Stored dataset items

◆ ◆ ◆ ◆ ◆

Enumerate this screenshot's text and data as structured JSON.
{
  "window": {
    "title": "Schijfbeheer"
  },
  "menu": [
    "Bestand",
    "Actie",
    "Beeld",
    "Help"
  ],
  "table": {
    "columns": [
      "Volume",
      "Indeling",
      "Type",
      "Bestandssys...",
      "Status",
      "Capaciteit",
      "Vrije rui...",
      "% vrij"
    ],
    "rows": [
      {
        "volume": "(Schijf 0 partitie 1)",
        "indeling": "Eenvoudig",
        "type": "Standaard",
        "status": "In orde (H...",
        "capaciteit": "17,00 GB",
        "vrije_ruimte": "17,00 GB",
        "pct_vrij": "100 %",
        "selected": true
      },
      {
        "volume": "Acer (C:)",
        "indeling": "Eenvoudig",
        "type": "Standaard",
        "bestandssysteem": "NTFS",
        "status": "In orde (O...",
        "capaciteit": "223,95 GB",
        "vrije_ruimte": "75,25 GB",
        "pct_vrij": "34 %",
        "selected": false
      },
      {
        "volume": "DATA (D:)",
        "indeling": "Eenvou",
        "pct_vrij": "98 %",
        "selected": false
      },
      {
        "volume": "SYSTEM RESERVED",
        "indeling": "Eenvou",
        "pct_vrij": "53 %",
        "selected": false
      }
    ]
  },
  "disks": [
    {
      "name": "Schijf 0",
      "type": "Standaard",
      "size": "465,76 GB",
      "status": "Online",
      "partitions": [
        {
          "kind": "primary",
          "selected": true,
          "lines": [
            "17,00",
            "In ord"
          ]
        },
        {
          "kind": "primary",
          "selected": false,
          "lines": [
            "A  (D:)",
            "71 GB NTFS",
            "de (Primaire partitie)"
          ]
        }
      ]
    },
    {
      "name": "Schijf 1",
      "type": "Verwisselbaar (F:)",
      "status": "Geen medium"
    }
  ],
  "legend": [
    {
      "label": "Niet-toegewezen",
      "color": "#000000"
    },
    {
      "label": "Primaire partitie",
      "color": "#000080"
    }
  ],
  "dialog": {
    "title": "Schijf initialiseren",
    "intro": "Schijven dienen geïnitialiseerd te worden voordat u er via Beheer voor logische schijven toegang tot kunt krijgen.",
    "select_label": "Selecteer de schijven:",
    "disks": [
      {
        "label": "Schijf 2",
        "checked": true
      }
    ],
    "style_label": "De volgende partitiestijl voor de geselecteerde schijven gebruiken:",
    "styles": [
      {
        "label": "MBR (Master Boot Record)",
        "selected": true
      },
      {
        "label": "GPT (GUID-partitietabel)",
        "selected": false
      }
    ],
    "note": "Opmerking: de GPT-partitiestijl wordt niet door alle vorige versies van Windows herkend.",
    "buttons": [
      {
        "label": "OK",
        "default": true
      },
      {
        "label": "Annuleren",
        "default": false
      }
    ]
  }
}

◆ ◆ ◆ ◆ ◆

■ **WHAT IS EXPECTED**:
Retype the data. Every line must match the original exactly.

■ **RESPONSE FOR THIS EXERCISE**:
Enumerate this screenshot's text and data as structured JSON.
{
  "window": {
    "title": "Schijfbeheer"
  },
  "menu": [
    "Bestand",
    "Actie",
    "Beeld",
    "Help"
  ],
  "table": {
    "columns": [
      "Volume",
      "Indeling",
      "Type",
      "Bestandssys...",
      "Status",
      "Capaciteit",
      "Vrije rui...",
      "% vrij"
    ],
    "rows": [
      {
        "volume": "(Schijf 0 partitie 1)",
        "indeling": "Eenvoudig",
        "type": "Standaard",
        "status": "In orde (H...",
        "capaciteit": "17,00 GB",
        "vrije_ruimte": "17,00 GB",
        "pct_vrij": "100 %",
        "selected": true
      },
      {
        "volume": "Acer (C:)",
        "indeling": "Eenvoudig",
        "type": "Standaard",
        "bestandssysteem": "NTFS",
        "status": "In orde (O...",
        "capaciteit": "223,95 GB",
        "vrije_ruimte": "75,25 GB",
        "pct_vrij": "34 %",
        "selected": false
      },
      {
        "volume": "DATA (D:)",
        "indeling": "Eenvou",
        "pct_vrij": "98 %",
        "selected": false
      },
      {
        "volume": "SYSTEM RESERVED",
        "indeling": "Eenvou",
        "pct_vrij": "53 %",
        "selected": false
      }
    ]
  },
  "disks": [
    {
      "name": "Schijf 0",
      "type": "Standaard",
      "size": "465,76 GB",
      "status": "Online",
      "partitions": [
        {
          "kind": "primary",
          "selected": true,
          "lines": [
            "17,00",
            "In ord"
          ]
        },
        {
          "kind": "primary",
          "selected": false,
          "lines": [
            "A  (D:)",
            "71 GB NTFS",
            "de (Primaire partitie)"
          ]
        }
      ]
    },
    {
      "name": "Schijf 1",
      "type": "Verwisselbaar (F:)",
      "status": "Geen medium"
    }
  ],
  "legend": [
    {
      "label": "Niet-toegewezen",
      "color": "#000000"
    },
    {
      "label": "Primaire partitie",
      "color": "#000080"
    }
  ],
  "dialog": {
    "title": "Schijf initialiseren",
    "intro": "Schijven dienen geïnitialiseerd te worden voordat u er via Beheer voor logische schijven toegang tot kunt krijgen.",
    "select_label": "Selecteer de schijven:",
    "disks": [
      {
        "label": "Schijf 2",
        "checked": true
      }
    ],
    "style_label": "De volgende partitiestijl voor de geselecteerde schijven gebruiken:",
    "styles": [
      {
        "label": "MBR (Master Boot Record)",
        "selected": true
      },
      {
        "label": "GPT (GUID-partitietabel)",
        "selected": false
      }
    ],
    "note": "Opmerking: de GPT-partitiestijl wordt niet door alle vorige versies van Windows herkend.",
    "buttons": [
      {
        "label": "OK",
        "default": true
      },
      {
        "label": "Annuleren",
        "default": false
      }
    ]
  }
}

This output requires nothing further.